* Task brief: Go through the material below and copy all lines with "likes".

* Records for this exercise:
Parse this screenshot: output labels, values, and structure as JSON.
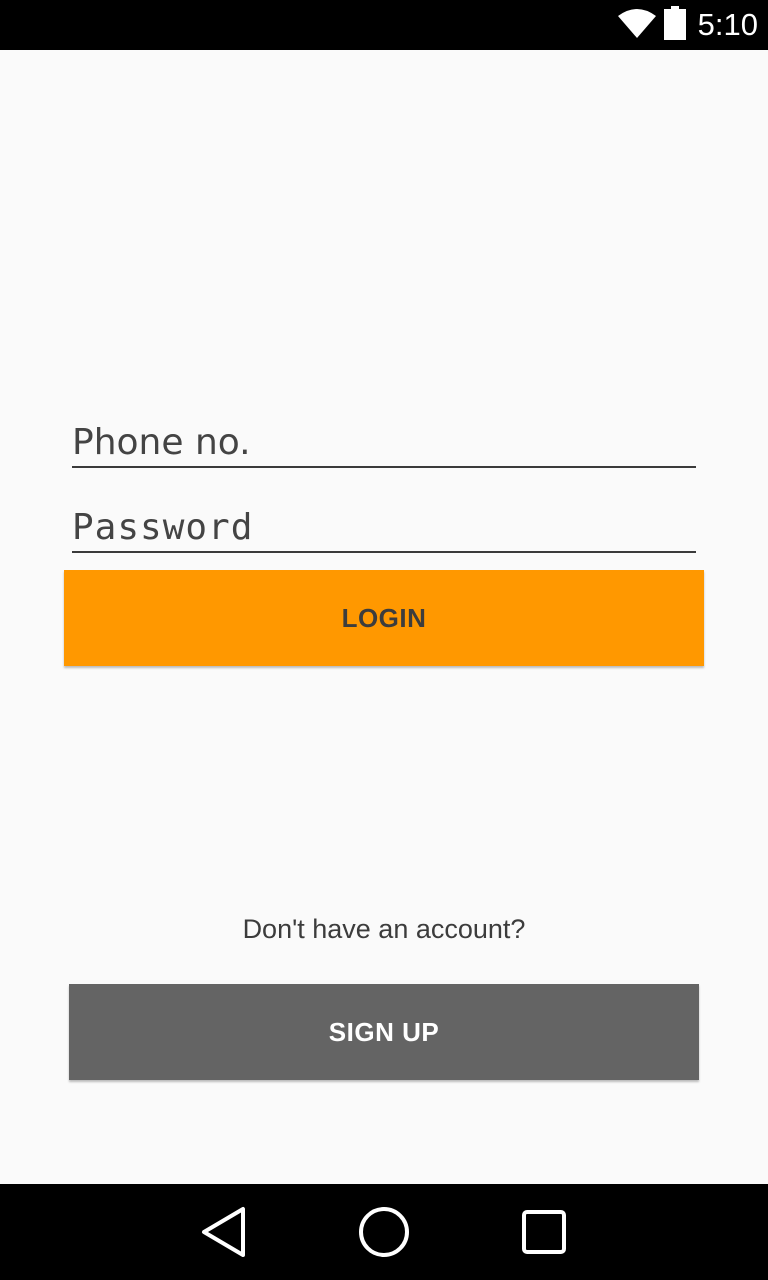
{
  "status_bar": {
    "time": "5:10",
    "icons": [
      "wifi-icon",
      "battery-icon"
    ]
  },
  "form": {
    "phone_placeholder": "Phone no.",
    "password_placeholder": "Password",
    "login_label": "LOGIN"
  },
  "signup": {
    "prompt": "Don't have an account?",
    "button_label": "SIGN UP"
  },
  "nav_bar": {
    "icons": [
      "back-icon",
      "home-icon",
      "recents-icon"
    ]
  },
  "colors": {
    "login_button": "#ff9800",
    "signup_button": "#646464",
    "background": "#fafafa"
  }
}
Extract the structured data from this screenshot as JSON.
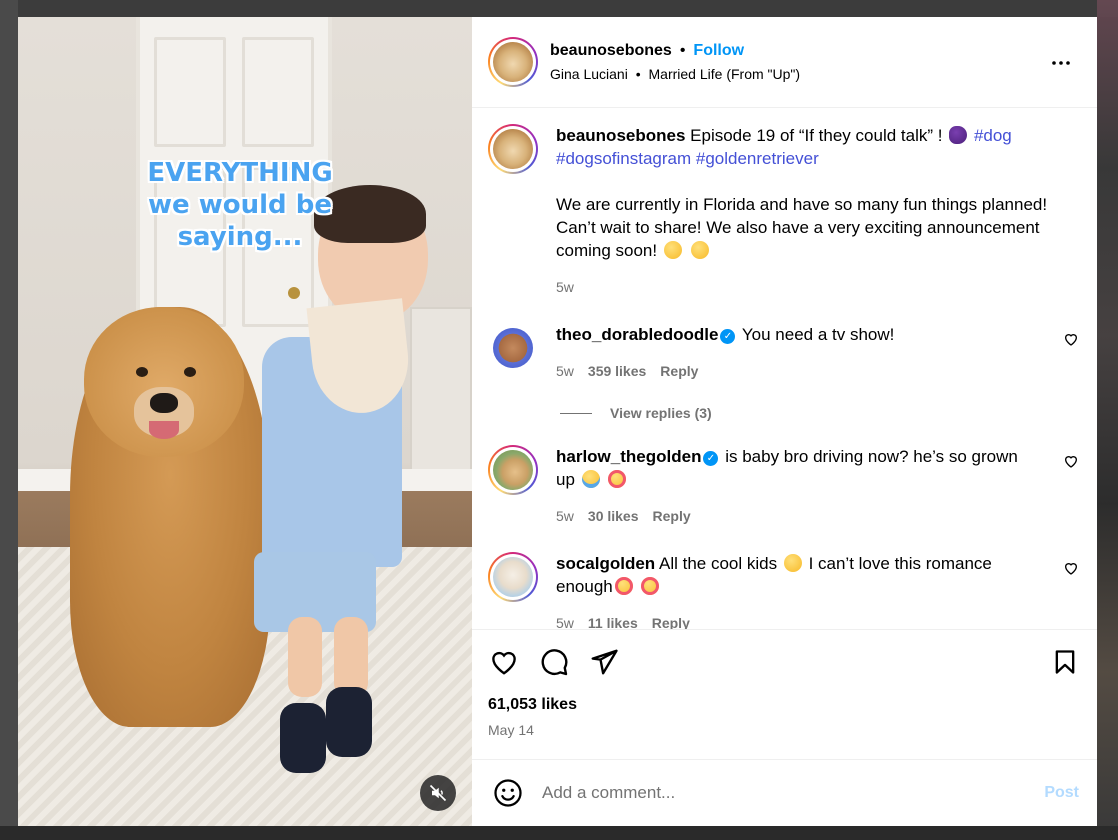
{
  "media": {
    "overlay_text": "EVERYTHING we would be saying...",
    "mute_icon": "speaker-muted-icon"
  },
  "header": {
    "username": "beaunosebones",
    "separator": "•",
    "follow_label": "Follow",
    "subtitle_author": "Gina Luciani",
    "subtitle_separator": "•",
    "subtitle_audio": "Married Life (From \"Up\")",
    "more_icon": "more-horizontal-icon"
  },
  "caption": {
    "username": "beaunosebones",
    "text": "Episode 19 of “If they could talk” !",
    "hashtag1": "#dog",
    "hashtag2": "#dogsofinstagram",
    "hashtag3": "#goldenretriever",
    "body": "We are currently in Florida and have so many fun things planned! Can’t wait to share! We also have a very exciting announcement coming soon!",
    "time": "5w"
  },
  "comments": [
    {
      "username": "theo_dorabledoodle",
      "verified": true,
      "text": "You need a tv show!",
      "time": "5w",
      "likes": "359 likes",
      "reply": "Reply",
      "view_replies": "View replies (3)"
    },
    {
      "username": "harlow_thegolden",
      "verified": true,
      "text": "is baby bro driving now? he’s so grown up",
      "time": "5w",
      "likes": "30 likes",
      "reply": "Reply"
    },
    {
      "username": "socalgolden",
      "verified": false,
      "text_before": "All the cool kids",
      "text_after": "I can’t love this romance enough",
      "time": "5w",
      "likes": "11 likes",
      "reply": "Reply"
    }
  ],
  "actions": {
    "like_icon": "heart-icon",
    "comment_icon": "comment-bubble-icon",
    "share_icon": "paper-plane-icon",
    "save_icon": "bookmark-icon",
    "likes": "61,053 likes",
    "date": "May 14"
  },
  "comment_box": {
    "emoji_icon": "smiley-face-icon",
    "placeholder": "Add a comment...",
    "post_label": "Post"
  },
  "colors": {
    "link_blue": "#0095f6",
    "hashtag": "#4450d6",
    "muted_text": "#737373",
    "post_disabled": "#b3dbff"
  }
}
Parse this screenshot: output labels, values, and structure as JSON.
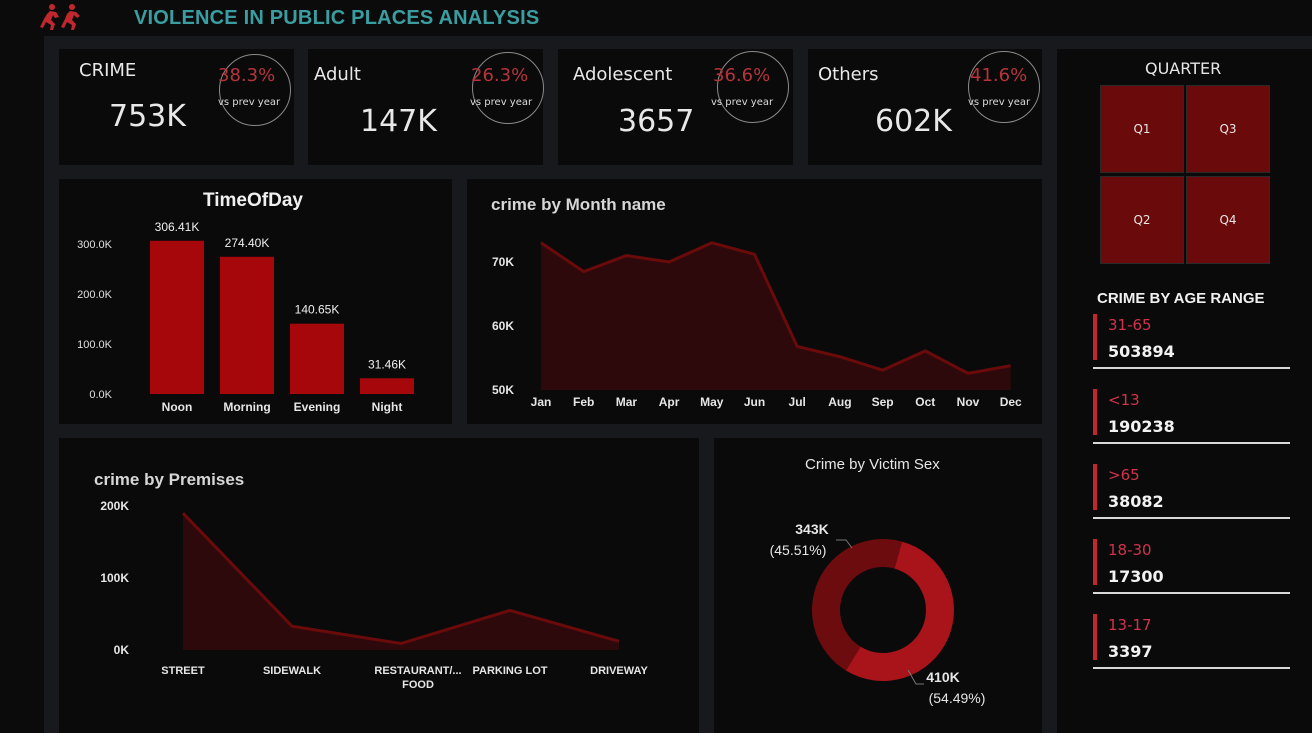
{
  "app": {
    "title": "VIOLENCE IN PUBLIC PLACES ANALYSIS",
    "logo_icon": "running-people-icon"
  },
  "kpis": [
    {
      "label": "CRIME",
      "value": "753K",
      "pct": "38.3%",
      "sub": "vs prev year"
    },
    {
      "label": "Adult",
      "value": "147K",
      "pct": "26.3%",
      "sub": "vs prev year"
    },
    {
      "label": "Adolescent",
      "value": "3657",
      "pct": "36.6%",
      "sub": "vs prev year"
    },
    {
      "label": "Others",
      "value": "602K",
      "pct": "41.6%",
      "sub": "vs prev year"
    }
  ],
  "quarter": {
    "title": "QUARTER",
    "tiles": [
      "Q1",
      "Q3",
      "Q2",
      "Q4"
    ]
  },
  "age_range": {
    "title": "CRIME BY AGE RANGE",
    "items": [
      {
        "label": "31-65",
        "value": "503894"
      },
      {
        "label": "<13",
        "value": "190238"
      },
      {
        "label": ">65",
        "value": "38082"
      },
      {
        "label": "18-30",
        "value": "17300"
      },
      {
        "label": "13-17",
        "value": "3397"
      }
    ]
  },
  "colors": {
    "accent": "#a5070b",
    "area": "#6b0a0a",
    "donut_dark": "#6d0c0f",
    "donut_light": "#a8141a",
    "title_teal": "#3a9ea0"
  },
  "chart_data": [
    {
      "type": "bar",
      "title": "TimeOfDay",
      "categories": [
        "Noon",
        "Morning",
        "Evening",
        "Night"
      ],
      "values": [
        306.41,
        274.4,
        140.65,
        31.46
      ],
      "data_labels": [
        "306.41K",
        "274.40K",
        "140.65K",
        "31.46K"
      ],
      "yticks": [
        "0.0K",
        "100.0K",
        "200.0K",
        "300.0K"
      ],
      "ylim": [
        0,
        320
      ]
    },
    {
      "type": "area",
      "title": "crime by Month name",
      "categories": [
        "Jan",
        "Feb",
        "Mar",
        "Apr",
        "May",
        "Jun",
        "Jul",
        "Aug",
        "Sep",
        "Oct",
        "Nov",
        "Dec"
      ],
      "values": [
        73000,
        68500,
        71000,
        70000,
        73000,
        71200,
        56800,
        55200,
        53100,
        56100,
        52600,
        53800
      ],
      "yticks": [
        "50K",
        "60K",
        "70K"
      ],
      "ylim": [
        50000,
        75000
      ]
    },
    {
      "type": "area",
      "title": "crime by Premises",
      "categories": [
        "STREET",
        "SIDEWALK",
        "RESTAURANT/... FOOD",
        "PARKING LOT",
        "DRIVEWAY"
      ],
      "values": [
        190000,
        33000,
        9000,
        55000,
        12000
      ],
      "yticks": [
        "0K",
        "100K",
        "200K"
      ],
      "ylim": [
        0,
        200000
      ]
    },
    {
      "type": "pie",
      "title": "Crime by Victim Sex",
      "slices": [
        {
          "value": 343,
          "value_label": "343K",
          "pct_label": "(45.51%)",
          "color": "#6d0c0f"
        },
        {
          "value": 410,
          "value_label": "410K",
          "pct_label": "(54.49%)",
          "color": "#a8141a"
        }
      ]
    }
  ]
}
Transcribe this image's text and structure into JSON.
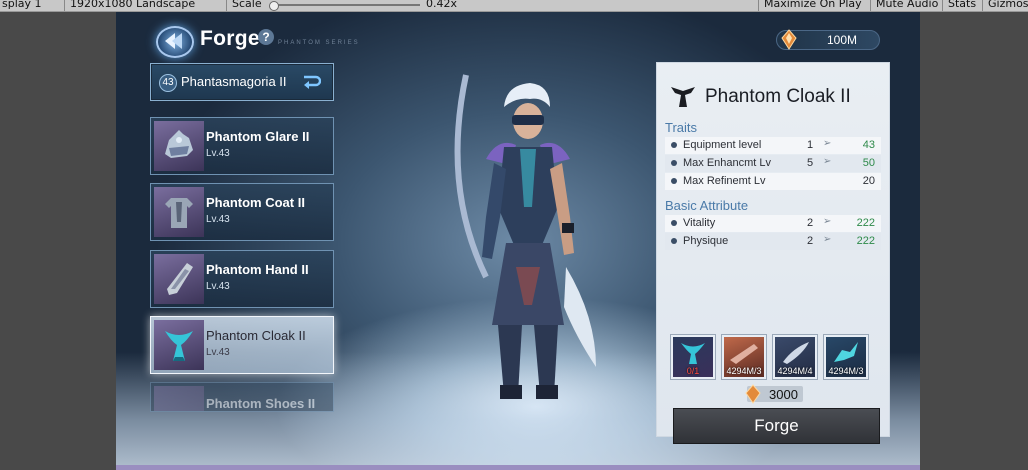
{
  "editor": {
    "display": "splay 1",
    "resolution": "1920x1080 Landscape",
    "scale_label": "Scale",
    "scale_value": "0.42x",
    "maximize": "Maximize On Play",
    "mute": "Mute Audio",
    "stats": "Stats",
    "gizmos": "Gizmos"
  },
  "header": {
    "title": "Forge",
    "help": "?",
    "subtitle_en": "PHANTOM SERIES",
    "currency": "100M"
  },
  "set": {
    "level": "43",
    "name": "Phantasmagoria II"
  },
  "items": [
    {
      "name": "Phantom Glare II",
      "level": "Lv.43"
    },
    {
      "name": "Phantom Coat II",
      "level": "Lv.43"
    },
    {
      "name": "Phantom Hand II",
      "level": "Lv.43"
    },
    {
      "name": "Phantom Cloak II",
      "level": "Lv.43"
    },
    {
      "name": "Phantom Shoes II",
      "level": ""
    }
  ],
  "panel": {
    "title": "Phantom Cloak II",
    "traits_title": "Traits",
    "traits": [
      {
        "label": "Equipment level",
        "current": "1",
        "next": "43"
      },
      {
        "label": "Max Enhancmt Lv",
        "current": "5",
        "next": "50"
      },
      {
        "label": "Max Refinemt Lv",
        "current": "",
        "next": "20"
      }
    ],
    "basic_title": "Basic Attribute",
    "basic": [
      {
        "label": "Vitality",
        "current": "2",
        "next": "222"
      },
      {
        "label": "Physique",
        "current": "2",
        "next": "222"
      }
    ],
    "materials": [
      {
        "count": "0/1"
      },
      {
        "count": "4294M/3"
      },
      {
        "count": "4294M/4"
      },
      {
        "count": "4294M/3"
      }
    ],
    "cost": "3000",
    "forge_button": "Forge"
  },
  "colors": {
    "accent_blue": "#4a7aa8",
    "upgrade_green": "#2e8a4a",
    "insufficient_red": "#ff4a3c"
  }
}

* Reply to the task:
      "likes": "359 likes",
      "likes": "30 likes",
      "likes": "11 likes",
    "likes": "61,053 likes",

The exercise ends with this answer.